Boekeloo spent three months in the hospital and learned of his hero and the events through hospital staff. He began searching for his unknown heroine through police reports and hospital staff accounts, but was unsuccessful in learning her identity.

Unbeknownst to Boekeloo, he and Bausone-Gazda had met once before. While he was being treated at Christ, Bausone-Gazda was called to his room to cover for another nurse who was unavailable. She figured out who he was as they began taking about his heart attack.

"I didn't know who he was, and as we started talking I realized it was him," Bausone-Gazda said.

Bausone-Gazda told Boekeloo her account of the event, but chose not to tell him who she was because she did not want to cause him any stress while he was recovering. With the help of Shirl Wilson, a nurse at Advocate who knew both parties were in the hospital, a reunion was set up and the two were reintroduced.

"When I got the call they had found her, I cried," Boekeloo said.

Bausone-Gazda said she is happy she and Boekeloo were reunited.
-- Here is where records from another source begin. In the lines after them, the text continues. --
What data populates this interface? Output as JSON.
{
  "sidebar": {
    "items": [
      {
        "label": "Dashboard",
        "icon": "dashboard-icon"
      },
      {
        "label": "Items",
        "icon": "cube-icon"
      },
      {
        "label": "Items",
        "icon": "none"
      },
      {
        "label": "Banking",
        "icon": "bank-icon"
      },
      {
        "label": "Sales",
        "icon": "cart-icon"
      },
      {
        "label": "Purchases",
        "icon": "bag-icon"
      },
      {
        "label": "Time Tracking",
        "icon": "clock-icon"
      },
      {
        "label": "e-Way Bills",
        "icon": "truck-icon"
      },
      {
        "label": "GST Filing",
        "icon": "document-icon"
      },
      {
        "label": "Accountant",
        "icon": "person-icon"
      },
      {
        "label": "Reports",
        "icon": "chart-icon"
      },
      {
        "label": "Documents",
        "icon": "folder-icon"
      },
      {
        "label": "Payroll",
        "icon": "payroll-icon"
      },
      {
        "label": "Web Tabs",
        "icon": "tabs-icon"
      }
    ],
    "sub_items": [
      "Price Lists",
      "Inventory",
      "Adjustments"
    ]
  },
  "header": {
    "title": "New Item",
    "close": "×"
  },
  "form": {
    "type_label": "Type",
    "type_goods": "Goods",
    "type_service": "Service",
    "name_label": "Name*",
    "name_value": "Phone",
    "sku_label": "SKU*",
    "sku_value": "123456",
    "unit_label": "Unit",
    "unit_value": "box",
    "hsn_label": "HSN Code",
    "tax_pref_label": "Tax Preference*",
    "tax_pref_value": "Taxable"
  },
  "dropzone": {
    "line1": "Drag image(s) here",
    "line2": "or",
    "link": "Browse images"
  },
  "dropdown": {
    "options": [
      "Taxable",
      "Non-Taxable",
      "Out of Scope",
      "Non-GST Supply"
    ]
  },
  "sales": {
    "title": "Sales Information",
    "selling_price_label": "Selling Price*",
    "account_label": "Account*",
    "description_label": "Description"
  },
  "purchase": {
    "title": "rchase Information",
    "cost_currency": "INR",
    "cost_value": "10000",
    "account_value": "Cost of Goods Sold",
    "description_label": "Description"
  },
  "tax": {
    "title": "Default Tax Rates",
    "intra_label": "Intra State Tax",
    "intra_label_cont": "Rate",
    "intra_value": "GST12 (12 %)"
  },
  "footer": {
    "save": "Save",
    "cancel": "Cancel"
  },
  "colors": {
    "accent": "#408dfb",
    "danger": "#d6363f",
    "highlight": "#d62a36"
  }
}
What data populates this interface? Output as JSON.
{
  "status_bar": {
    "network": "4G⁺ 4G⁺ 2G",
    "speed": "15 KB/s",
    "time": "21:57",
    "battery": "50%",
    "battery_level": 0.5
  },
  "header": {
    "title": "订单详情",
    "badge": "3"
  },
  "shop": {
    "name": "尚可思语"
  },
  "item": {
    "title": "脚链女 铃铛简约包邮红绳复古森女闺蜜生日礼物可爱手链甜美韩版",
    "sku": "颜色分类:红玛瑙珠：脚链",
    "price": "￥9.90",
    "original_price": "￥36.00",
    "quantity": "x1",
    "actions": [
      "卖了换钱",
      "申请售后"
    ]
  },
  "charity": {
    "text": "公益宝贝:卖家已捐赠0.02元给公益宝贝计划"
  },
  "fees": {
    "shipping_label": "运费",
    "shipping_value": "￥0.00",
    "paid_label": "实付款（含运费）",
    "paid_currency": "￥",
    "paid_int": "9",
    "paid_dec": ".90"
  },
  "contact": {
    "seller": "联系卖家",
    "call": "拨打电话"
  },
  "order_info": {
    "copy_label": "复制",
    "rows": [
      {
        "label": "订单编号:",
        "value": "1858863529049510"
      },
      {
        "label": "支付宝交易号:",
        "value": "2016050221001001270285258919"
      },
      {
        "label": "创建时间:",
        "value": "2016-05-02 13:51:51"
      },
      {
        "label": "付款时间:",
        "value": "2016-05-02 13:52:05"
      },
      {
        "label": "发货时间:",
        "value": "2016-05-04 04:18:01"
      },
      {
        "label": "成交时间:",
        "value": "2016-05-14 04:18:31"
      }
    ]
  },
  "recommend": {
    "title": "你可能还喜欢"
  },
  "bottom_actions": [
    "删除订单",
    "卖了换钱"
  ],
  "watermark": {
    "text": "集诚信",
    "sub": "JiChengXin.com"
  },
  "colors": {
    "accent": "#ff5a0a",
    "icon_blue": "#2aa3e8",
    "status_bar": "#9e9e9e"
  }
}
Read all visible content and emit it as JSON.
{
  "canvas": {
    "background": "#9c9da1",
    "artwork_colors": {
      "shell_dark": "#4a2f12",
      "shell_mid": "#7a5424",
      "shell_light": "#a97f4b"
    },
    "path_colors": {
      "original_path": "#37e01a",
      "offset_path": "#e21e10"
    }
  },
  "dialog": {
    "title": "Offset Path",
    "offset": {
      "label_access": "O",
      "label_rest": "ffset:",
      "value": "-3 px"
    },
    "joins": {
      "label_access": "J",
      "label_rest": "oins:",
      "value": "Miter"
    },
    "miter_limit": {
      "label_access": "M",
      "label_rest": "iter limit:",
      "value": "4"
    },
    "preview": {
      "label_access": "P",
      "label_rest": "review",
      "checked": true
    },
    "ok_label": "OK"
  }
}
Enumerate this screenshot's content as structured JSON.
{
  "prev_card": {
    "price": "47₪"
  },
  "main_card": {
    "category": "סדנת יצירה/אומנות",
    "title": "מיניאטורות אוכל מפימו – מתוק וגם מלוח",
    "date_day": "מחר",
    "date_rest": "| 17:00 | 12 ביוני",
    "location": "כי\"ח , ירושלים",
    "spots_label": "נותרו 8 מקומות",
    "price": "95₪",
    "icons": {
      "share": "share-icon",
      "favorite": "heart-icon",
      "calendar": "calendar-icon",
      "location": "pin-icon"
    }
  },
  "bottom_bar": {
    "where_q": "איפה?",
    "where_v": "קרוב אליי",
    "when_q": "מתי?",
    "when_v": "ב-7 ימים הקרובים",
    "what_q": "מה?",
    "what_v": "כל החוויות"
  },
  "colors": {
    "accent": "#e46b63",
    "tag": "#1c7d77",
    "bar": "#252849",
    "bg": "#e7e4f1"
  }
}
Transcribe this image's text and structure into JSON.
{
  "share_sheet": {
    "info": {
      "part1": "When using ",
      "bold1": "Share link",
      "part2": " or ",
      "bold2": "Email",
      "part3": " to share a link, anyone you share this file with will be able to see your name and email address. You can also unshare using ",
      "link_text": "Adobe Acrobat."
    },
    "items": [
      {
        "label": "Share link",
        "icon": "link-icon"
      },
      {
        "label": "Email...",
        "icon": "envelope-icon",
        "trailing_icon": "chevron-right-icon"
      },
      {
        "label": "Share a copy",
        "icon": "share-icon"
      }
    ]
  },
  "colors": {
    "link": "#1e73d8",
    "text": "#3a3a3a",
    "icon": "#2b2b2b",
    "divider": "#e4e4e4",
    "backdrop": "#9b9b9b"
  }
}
"This is the reason I become a nurse, thank you for reminding me," she told Boekeloo.

Boekeloo has been diagnosed with cardiomyopathy, a condition in which the heart fails to pump blood to the rest of the body. Boekeloo already had a defibrillator, but his condition was so dire the day he was brought to Christ that he was determined to need a heart transplant, Bhat said. A patient can spend months or even years waiting for a matching donor, so Bhat transplanted a left ventricular assist device into Boekeloo's heart.

A ventricular assist device is a circulatory device commonly used in patients who survive heart attacks or heart surgery. The device pumps blood for the heart and acts as a temporary solution until Boekeloo can receive a heart transplant. Boekeloo is now on the heart donor list, but could be waiting years for a new heart.

"The device typically last for six to seven years," Bhat said. "It acts to bridge the gap between diagnoses and surgery."

With advancements of the devices, first approved for use in the U.S. by the FDA in 1994, the quality of life for patients with the device have improved drastically over the last 10 years, Bhat said.

Bhat said Boekeloo's incident demonstrates the importance of knowing CPR, and for people to be aware of their heart conditions.

"Everything worked out for him," Bhat said. "He would not have made it to me without her help."